The Maersk Alabama hijacking was a series of maritime events that began April 8, 2009, with four pirates in the Indian Ocean seizing the cargo ship MV Maersk Alabama 240 nautical miles southeast of Eyl, Somalia. The siege ended after a rescue effort by the U.S. Navy on April 12, 2009.

The film “Captain Phillips,” starring Tom Hanks, was inspired by the true story of the hijacking, an incident during which merchant mariner Captain Richard Phillips was taken hostage by pirates, led by Abduwali Muse.

Mike Perry, chief engineer for the Maersk Alabama, shared his thoughts about his amazing escape and his subduing of the pirate leader on board Captain Phillips' ship when he spoke Nov. 19 at the Niceville Chapel of the Church of Jesus Christ of Latter-day Saints. Perry's talk clarified a lot of behind the scenes happenings.

Perry, who spent 45 years on the sea, became a merchant marine after retiring from the US Navy as a lieutenant commander.

In this famous incident of piracy on the high seas, Perry risked his life in subduing one of the pirates and disarming him.

His experience took place off the coast of Africa while sailing on the cargo ship. To explain why they took the risks they did, so close to Somalia, he shared that ships of this type use 30,000 to 40,000 gallons of gasoline a day, so they take all the short cuts they can.

On this day Perry was impressed to prepare in case they were attacked by these ever-present pirates in this region. He designated an armored room off the main engine room in which the crew could hide and evade capture. He secured the doors as well as he could and gathered zip ties and placed his only weapon, a pocket knife, in his pocket. No one had guns.

The crew consisted of many new men, some who did not even speak adequate English, so these plans were a somewhat lonely endeavor. They all knew only too well that the pirates lurking in these waters would strip the ship and take the crew hostage. Ironically, the very next day, a pirate crew on a small fishing boat approached and demanded to board. This prompted Perry to pull the switch to plunge the ship into darkness.

With the power cut off there was also no means of cooling the ship. The pirates were armed with AK-47s and following the ship closely. Perry heard the captain say he would zig zag to evade boarding but soon he heard the ominous words “the bridge is compromised.”

Although it was totally dark, Perry was very familiar with his engine room and could find his way with little trouble. He could hear the pirates demanding their surrender and searching the ship for the crew, going to each section of the ship accompanied by Captain Phillips. It was very hot and his men were sweating and becoming ill from the heat and close quarters, but their silence was vital.

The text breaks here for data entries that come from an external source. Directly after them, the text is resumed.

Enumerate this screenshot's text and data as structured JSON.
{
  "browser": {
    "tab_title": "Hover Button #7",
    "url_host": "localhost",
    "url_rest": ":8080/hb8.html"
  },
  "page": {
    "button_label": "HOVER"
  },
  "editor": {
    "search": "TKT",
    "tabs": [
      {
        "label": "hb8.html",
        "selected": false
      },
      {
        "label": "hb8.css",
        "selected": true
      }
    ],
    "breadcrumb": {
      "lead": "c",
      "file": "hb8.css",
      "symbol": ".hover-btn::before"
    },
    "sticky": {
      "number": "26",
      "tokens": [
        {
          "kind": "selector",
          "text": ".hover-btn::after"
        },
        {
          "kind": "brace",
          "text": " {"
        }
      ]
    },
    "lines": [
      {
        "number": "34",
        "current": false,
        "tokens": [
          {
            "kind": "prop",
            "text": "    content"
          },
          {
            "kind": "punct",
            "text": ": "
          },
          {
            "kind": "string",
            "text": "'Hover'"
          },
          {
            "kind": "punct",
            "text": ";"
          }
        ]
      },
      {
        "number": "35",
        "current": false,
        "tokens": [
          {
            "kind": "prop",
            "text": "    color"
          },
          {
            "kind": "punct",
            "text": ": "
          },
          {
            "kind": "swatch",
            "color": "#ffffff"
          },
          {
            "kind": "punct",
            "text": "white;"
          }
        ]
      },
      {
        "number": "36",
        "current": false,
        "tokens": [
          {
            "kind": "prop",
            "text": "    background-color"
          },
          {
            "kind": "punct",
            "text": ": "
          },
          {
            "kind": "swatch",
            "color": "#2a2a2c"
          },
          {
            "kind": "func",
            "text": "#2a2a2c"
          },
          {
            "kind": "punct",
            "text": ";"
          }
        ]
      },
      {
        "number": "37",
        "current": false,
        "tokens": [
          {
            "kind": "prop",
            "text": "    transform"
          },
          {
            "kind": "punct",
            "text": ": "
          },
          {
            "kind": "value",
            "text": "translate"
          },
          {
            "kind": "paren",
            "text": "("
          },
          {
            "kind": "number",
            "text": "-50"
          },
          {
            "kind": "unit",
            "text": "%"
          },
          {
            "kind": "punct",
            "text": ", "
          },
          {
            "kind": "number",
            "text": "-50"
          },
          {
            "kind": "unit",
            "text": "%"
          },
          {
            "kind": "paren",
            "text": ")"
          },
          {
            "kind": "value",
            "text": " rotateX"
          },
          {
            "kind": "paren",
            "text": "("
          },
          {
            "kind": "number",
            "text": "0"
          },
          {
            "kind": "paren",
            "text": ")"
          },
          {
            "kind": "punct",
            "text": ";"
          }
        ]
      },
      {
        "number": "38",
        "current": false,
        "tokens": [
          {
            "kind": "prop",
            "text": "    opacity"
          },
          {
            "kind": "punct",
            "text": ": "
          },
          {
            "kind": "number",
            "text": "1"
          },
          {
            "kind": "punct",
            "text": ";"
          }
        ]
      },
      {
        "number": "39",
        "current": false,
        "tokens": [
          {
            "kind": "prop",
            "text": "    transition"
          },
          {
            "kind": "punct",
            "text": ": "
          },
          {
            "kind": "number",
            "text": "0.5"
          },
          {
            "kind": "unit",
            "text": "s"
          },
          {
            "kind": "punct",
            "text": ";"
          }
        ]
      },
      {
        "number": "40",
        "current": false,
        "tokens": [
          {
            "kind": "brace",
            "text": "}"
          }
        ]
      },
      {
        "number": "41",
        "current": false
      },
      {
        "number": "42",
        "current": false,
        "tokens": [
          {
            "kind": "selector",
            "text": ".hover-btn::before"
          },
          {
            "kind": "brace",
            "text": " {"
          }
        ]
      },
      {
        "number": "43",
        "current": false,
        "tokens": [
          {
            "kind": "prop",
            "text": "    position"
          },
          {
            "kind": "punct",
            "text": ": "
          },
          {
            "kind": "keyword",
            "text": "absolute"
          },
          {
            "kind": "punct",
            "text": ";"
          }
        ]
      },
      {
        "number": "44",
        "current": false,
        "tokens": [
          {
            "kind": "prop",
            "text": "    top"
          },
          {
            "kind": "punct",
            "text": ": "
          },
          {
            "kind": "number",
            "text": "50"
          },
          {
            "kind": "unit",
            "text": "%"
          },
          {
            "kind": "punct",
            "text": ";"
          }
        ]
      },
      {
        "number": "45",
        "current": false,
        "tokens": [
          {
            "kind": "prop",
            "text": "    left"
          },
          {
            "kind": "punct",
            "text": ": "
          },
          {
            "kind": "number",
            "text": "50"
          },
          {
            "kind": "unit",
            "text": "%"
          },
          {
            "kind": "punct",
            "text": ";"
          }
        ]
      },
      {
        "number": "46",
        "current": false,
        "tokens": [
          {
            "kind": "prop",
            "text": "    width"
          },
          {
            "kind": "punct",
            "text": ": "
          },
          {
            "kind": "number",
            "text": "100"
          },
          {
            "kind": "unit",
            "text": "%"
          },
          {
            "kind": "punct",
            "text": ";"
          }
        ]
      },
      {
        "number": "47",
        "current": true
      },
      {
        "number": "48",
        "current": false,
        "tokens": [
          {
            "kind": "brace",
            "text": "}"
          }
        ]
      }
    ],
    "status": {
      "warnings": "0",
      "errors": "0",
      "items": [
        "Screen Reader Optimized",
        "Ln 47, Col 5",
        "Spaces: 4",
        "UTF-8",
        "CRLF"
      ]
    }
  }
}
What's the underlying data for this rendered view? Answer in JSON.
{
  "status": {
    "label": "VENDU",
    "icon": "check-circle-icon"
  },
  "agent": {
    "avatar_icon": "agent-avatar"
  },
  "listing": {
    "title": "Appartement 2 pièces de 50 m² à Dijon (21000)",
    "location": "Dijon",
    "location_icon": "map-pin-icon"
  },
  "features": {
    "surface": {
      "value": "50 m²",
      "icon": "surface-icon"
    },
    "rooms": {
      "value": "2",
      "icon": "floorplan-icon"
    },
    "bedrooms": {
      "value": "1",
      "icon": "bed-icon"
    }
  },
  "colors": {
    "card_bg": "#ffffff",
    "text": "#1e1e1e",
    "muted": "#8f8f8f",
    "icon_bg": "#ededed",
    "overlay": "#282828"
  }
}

Now they were playing a deadly game of hide and seek in the pitch blackness with the stakes a lot higher than they all wanted to think about. Perry kept praying for inspiration and ideas to keep him and his men safe. Finally he realized that one of the pirates was close at hand. Perry, who was telling his story to the LDS, used a Power Point presentation and reminded members of the audience that he was not a warrior, but an engineer.

He had no idea what the pirates looked like, or how big they were. He counted his steps in which he moved in his engine room; he could hear them closing in. Suddenly there was a blinding light from the pirate's flashlight and Perry launched himself at the pirate and held his pocket knife at his throat. He called for help from his engine room crew and instead of just holding the pirate, they were about to murder him, but Perry restrained them.

Ultimately, they decided to trade the pirate leader for the captain who was taken hostage. Instead of honoring the terms of agreement, they took off with the pirate hostage and the captain in the small fishing boat. It was left to the Navy and the Navy Seals to dispatch the pirates and take the leader into custody and rescue Captain Phillips. The pirate leader was later tried and sentenced to 33 years in prison.

“This crew battled for 33 hours with the pirates,” Perry said. “Everyone in the crew was a hero.”

Perry retired from his sea-going career, and he and his wife Hannah are now living in Tampa. They travel to Orlando to work in the temple there for the Church of Jesus Christ of Latter-day Saints.